California hiker family's mystery deaths 'due to heat': sheriff
Sierra National Forest Sign (AFP)

The mysterious deaths of a family and their dog on a California hiking trail that baffled investigators for weeks was down to excessive heat, the local sheriff said Thursday.

The bodies of Briton John Gerrish, 45, his wife Ellen Chung, 31, and their one-year-old daughter, Miju, were discovered a short way from a trailhead in the Sierra National Forest. Their pet dog was nearby, also dead.

Multiple theories about the cause of their deaths were floated, including exposure to toxic gases from an abandoned mine, or drinking water contaminated by poisonous algae.

But Mariposa Sheriff Jeremy Briese told a press conference Thursday the family had been affected by temperatures over 100 Fahrenheit (38C), giving the cause of death as "hyperthermia and probable dehydration due to environmental exposure".

Hyperthermia is an abnormally high body temperature caused by a failure of heat-regulating mechanisms to deal with environmental heat, the National Institutes of Health says.

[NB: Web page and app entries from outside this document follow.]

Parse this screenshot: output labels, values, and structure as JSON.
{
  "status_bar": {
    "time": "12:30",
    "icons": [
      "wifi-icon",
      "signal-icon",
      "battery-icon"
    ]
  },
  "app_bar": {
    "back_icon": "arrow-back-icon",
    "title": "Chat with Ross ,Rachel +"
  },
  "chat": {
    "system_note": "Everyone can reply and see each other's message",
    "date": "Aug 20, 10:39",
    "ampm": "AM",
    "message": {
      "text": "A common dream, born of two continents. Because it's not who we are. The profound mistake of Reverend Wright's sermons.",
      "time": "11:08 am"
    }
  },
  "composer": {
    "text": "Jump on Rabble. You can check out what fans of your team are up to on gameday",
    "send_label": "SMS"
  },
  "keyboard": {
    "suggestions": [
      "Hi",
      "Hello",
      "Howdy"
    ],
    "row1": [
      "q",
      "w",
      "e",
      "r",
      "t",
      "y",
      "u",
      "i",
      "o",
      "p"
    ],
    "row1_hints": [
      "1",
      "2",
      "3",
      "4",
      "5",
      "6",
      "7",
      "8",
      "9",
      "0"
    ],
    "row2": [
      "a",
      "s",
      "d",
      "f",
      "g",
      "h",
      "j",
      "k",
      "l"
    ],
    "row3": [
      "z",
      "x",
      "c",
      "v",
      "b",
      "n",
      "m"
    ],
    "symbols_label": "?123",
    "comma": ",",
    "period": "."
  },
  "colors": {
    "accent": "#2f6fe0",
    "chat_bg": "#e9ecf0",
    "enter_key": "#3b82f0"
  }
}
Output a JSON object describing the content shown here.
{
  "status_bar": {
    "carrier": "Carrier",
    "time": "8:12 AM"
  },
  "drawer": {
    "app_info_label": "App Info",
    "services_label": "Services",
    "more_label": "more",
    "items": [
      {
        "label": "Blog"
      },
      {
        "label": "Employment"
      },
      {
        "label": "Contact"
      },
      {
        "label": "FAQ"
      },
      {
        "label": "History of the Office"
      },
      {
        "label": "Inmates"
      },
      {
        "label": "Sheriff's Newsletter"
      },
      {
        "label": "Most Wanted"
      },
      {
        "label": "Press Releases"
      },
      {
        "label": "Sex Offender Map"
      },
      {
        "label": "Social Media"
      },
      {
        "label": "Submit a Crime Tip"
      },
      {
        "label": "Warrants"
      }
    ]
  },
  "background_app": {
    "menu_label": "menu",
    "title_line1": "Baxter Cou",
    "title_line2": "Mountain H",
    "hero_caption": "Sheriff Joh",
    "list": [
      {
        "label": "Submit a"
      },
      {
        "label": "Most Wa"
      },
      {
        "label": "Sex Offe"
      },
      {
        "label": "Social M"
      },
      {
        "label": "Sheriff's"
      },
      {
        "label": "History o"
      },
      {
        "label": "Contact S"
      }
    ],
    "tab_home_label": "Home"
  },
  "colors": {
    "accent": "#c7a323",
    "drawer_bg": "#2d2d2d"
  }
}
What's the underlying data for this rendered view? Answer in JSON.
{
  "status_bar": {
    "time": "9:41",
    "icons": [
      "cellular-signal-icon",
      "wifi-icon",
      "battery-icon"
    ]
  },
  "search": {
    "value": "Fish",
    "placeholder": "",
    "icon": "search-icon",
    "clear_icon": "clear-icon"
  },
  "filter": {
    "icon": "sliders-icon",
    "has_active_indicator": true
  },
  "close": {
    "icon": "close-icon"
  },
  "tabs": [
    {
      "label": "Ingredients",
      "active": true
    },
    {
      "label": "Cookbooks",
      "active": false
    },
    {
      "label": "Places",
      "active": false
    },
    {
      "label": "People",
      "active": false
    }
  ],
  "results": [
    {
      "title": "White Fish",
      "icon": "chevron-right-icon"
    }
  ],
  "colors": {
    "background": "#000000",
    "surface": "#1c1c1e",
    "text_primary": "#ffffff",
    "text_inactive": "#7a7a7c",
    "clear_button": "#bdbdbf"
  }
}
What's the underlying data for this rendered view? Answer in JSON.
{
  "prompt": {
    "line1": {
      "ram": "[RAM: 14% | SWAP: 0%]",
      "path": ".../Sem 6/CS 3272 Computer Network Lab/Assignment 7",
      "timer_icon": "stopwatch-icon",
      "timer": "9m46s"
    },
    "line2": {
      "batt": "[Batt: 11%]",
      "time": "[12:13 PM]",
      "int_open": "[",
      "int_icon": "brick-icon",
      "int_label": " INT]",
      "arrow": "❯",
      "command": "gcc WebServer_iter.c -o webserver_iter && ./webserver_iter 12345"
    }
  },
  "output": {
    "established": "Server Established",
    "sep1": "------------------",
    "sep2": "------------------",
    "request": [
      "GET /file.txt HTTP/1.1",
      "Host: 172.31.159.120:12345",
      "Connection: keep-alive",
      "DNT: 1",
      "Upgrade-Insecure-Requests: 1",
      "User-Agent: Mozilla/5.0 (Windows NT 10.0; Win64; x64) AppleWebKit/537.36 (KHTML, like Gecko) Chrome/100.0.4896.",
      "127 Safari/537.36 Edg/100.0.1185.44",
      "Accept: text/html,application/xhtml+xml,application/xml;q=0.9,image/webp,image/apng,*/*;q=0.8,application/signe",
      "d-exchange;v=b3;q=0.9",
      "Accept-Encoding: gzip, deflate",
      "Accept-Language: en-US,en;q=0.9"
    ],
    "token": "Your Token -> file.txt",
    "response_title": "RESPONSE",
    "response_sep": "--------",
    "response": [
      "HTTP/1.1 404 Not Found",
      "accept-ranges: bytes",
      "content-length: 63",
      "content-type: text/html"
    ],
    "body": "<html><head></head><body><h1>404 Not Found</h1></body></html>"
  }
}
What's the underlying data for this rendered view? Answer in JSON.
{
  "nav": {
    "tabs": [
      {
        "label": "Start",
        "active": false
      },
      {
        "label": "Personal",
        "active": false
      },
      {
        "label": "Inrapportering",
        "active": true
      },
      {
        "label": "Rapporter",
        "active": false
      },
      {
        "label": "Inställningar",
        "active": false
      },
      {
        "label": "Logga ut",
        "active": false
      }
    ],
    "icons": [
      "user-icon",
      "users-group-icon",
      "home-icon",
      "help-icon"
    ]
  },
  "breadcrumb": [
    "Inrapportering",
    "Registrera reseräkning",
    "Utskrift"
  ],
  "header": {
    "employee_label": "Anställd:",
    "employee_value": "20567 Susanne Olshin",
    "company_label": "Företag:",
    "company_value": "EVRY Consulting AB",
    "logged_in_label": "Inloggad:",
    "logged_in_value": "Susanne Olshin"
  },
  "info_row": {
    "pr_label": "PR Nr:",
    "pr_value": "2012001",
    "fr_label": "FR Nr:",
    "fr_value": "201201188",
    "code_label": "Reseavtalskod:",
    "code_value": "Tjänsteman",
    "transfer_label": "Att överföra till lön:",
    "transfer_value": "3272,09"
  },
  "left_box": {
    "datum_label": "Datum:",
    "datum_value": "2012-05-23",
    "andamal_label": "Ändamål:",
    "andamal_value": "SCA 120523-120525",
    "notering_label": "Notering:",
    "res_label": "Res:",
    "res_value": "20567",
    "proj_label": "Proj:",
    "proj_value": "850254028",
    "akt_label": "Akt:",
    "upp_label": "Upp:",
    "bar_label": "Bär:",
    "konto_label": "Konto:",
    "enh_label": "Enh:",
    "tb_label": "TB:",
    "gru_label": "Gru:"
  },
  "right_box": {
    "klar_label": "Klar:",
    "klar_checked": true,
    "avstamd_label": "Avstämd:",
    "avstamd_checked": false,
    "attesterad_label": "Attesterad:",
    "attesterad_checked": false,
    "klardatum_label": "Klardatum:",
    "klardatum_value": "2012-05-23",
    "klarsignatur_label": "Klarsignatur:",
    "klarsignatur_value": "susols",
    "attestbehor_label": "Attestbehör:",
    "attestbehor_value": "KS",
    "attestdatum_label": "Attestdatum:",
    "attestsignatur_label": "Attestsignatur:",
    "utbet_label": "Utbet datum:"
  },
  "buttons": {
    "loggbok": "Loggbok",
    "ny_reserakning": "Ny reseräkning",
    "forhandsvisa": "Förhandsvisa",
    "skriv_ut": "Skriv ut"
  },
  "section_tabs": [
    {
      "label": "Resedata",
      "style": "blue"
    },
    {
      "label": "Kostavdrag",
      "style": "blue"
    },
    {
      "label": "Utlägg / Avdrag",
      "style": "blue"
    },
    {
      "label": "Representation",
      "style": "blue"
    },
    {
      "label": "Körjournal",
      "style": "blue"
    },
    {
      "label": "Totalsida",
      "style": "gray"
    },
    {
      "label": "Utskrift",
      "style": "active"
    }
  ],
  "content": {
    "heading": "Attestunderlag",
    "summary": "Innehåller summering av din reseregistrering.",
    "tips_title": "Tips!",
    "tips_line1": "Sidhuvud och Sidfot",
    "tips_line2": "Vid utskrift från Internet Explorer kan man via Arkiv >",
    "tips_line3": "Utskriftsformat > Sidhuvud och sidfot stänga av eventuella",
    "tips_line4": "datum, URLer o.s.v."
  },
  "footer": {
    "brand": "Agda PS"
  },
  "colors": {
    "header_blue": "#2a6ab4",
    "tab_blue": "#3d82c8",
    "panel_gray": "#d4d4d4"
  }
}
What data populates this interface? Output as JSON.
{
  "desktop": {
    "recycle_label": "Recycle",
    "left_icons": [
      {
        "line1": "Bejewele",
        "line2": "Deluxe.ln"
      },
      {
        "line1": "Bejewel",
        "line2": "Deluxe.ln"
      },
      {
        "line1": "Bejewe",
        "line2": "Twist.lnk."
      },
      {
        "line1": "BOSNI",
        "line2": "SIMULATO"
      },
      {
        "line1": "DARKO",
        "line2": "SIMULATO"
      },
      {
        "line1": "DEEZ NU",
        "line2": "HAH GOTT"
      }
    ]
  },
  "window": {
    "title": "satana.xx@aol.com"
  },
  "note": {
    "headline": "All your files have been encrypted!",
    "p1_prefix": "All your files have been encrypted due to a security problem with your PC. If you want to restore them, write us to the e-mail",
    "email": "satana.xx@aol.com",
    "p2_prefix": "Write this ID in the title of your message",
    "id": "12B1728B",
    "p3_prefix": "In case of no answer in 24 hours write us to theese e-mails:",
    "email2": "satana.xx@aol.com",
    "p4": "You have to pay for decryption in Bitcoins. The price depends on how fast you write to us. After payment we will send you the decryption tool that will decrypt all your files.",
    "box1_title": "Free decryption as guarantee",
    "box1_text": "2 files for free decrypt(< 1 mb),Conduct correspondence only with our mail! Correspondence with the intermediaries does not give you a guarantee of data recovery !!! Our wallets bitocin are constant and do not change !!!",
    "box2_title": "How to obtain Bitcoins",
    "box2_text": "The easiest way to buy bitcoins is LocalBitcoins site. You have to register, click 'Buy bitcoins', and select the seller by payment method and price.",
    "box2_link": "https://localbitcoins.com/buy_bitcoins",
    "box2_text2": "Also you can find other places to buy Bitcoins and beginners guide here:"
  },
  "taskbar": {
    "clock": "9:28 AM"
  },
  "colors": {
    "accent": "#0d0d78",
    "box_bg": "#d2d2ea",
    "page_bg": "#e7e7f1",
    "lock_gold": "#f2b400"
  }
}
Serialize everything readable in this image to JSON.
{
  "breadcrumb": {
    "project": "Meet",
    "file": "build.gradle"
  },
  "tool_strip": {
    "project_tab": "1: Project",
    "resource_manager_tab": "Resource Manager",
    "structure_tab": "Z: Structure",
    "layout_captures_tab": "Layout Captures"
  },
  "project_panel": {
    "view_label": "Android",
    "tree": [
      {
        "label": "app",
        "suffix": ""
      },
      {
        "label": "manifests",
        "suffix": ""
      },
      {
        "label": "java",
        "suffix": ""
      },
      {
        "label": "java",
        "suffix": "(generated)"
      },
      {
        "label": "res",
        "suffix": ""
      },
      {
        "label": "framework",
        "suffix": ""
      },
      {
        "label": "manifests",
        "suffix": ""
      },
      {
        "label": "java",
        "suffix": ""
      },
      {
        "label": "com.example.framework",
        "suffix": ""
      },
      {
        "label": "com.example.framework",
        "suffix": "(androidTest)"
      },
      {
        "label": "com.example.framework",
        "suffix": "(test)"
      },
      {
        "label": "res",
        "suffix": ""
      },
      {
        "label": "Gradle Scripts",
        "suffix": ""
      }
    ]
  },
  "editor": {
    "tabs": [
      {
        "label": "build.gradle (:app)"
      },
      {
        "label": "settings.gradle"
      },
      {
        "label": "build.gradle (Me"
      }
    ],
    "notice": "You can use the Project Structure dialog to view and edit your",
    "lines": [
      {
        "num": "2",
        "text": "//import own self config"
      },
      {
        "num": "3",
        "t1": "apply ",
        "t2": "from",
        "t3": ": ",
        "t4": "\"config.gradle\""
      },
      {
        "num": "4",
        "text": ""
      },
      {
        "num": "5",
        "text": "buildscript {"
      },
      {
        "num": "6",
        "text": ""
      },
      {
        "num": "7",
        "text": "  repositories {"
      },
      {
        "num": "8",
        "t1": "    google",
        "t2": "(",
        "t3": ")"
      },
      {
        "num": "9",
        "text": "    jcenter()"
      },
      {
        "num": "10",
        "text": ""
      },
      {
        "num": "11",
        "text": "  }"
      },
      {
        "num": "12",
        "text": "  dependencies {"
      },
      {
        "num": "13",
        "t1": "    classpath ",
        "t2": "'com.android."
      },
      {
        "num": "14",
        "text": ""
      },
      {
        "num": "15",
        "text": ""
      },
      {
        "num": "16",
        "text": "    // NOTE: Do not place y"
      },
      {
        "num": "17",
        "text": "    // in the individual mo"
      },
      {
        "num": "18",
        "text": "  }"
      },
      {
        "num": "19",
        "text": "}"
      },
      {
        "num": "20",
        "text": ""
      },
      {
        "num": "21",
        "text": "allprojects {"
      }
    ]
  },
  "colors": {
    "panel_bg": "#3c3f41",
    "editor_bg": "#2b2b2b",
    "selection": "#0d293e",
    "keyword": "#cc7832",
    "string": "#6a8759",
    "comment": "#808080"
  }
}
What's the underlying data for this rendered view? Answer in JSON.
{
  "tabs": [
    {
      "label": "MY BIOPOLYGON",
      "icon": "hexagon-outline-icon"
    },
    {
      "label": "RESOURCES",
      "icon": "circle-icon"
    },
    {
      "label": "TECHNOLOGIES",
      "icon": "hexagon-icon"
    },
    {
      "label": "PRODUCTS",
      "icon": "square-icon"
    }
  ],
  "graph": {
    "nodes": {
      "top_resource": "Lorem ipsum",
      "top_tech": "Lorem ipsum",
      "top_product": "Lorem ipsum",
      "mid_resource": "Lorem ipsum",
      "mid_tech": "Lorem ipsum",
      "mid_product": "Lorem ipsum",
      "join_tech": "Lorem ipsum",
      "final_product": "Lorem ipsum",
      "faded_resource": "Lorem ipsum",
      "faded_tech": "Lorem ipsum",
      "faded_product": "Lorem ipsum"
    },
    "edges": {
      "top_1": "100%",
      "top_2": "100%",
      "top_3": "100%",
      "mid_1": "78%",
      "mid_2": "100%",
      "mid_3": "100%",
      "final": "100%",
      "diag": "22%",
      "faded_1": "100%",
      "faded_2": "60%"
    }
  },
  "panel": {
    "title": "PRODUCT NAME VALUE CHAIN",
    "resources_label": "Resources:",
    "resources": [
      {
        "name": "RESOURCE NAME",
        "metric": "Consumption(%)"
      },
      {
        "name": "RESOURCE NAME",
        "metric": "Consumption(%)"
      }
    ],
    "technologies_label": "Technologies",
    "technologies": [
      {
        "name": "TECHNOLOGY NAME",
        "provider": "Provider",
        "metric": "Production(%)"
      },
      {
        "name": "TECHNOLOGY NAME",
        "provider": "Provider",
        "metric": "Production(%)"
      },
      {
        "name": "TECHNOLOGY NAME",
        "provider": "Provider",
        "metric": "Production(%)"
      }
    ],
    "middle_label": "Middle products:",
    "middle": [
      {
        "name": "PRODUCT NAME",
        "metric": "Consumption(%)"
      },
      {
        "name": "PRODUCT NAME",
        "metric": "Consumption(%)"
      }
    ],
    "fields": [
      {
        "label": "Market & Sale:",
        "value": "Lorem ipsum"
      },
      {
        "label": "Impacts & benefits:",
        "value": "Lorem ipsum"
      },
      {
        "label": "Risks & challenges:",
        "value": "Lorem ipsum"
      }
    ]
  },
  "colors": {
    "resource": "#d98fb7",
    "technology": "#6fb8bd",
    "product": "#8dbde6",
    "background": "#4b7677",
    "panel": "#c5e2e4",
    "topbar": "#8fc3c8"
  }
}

Heat exhaustion and heat stroke are well-known examples.

Briese said the family, who were relatively new to the area, were found on August 17 -- two days after they were last seen -- without any supplies of water.

"The initial hike started off at 75 degrees," he said.

"By the time they got down... before they hit the trail, it's already jumped to 103."

Temperatures in parts of California during the summer routinely top 90 or 100 Fahrenheit, but Briese said heat-related deaths were not common in Mariposa.